Protesters prevented the lorries moving onto the fracking site for four days – costing fracking company Cuadrilla thousands of pounds and days of delays.
Mr Blevins, a University of Sheffield researcher specialising in toxicity issues in urban areas, said: “What happens here in the Fylde is the thin end of of the wedge.
“Another company is already exploring to start fracking just outside my home in Sheffield. If we let this industry take off then its toxic legacy in soil and water will affect the future of everyone in this country.
“I took action in part to protect my sister’s unborn child. It hurts that as a result of this sentence, I will now miss that baby’s birth.”
Speaking after he was jailed, his mum Rosalind Blevins, said: “Today my son went to prison. I’m proud of him for standing up to stop catastrophic climate change.
“He wasn't up there for himself, he was there for everyone, to stop catastrophic climate change. It's not just climate change like a change in the weather, it will be catastrophic.”
Whilst on the top of the lorry, Blevins and the other protesters were provided with food parcels, clothes and bedding.
Blevins and fellow protester Richard Roberts, 36, from London were both jailed for 16 months, while Rich Loizou, 31, from Devon, was jailed for 15 months.
All three were found guilty after a trial.
A fourth defendant, Julian Brock, 47, from Torquay, was sentenced to 12 months in custody, suspended for 18 months, after pleading guilty.
Sentencing at Preston Crown Court, Judge Robert Latham said: "In this case the defendants caused costs and disruption to Cuadrilla but their other victims were the many members of public who were nothing to do with Cuadrilla... and were viewed by these defendants as necessary and justified collateral damage."
He said he expressed no view on fracking which was ‘not the business of the court’.
He also pointed out though it was ‘not a frivolous topic’ and that environmental matters are to be taken seriously.
The sentences would have been ‘considerably longer’ if they have not been committed against a background of protest, he continued.
He said he felt he could not suspend the jail terms despite accepting the impact of incarceration and the good they did in the community would have.
He explained: "I do find they provide a risk of re-offending.
"Each of them remains motivated by unswerving confidence that they are right. Even at their trial they felt justified by their actions.
"Given the disruption caused in this case, only immediate custody can achieve sufficient punishment."

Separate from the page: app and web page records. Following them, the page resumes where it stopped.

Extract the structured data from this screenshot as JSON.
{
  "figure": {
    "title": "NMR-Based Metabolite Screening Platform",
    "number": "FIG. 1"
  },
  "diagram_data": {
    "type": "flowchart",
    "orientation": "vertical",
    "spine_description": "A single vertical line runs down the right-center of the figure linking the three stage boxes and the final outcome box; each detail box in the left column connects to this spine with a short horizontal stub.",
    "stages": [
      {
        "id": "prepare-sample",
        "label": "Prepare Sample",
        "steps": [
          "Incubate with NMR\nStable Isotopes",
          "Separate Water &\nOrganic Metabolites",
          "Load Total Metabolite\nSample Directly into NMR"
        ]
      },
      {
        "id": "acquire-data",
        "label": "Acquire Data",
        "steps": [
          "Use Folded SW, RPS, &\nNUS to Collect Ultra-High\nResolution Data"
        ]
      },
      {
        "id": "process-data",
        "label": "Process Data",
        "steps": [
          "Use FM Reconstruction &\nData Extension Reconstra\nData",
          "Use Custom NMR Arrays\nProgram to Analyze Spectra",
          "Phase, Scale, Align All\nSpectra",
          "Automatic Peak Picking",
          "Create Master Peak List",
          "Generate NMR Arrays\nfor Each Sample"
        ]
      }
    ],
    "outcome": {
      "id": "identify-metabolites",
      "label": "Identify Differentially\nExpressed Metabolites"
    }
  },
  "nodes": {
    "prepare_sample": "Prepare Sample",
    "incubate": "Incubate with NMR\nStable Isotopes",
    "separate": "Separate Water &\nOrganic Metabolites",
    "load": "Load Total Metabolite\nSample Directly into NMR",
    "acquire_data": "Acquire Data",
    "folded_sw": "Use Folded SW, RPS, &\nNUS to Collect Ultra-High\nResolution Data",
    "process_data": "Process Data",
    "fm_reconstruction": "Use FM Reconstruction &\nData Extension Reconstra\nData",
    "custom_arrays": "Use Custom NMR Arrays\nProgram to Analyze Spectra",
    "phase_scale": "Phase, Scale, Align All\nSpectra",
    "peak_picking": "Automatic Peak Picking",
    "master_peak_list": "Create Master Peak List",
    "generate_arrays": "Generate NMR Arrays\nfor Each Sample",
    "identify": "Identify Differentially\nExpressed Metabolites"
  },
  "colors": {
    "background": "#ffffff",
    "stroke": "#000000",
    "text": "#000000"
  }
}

The defendants hugged each other and blew kisses to the public gallery before they were led from the dock.
Some supporters in the public gallery began singing what they later described as a ‘native tribal song of power’ as the trio began their sentences.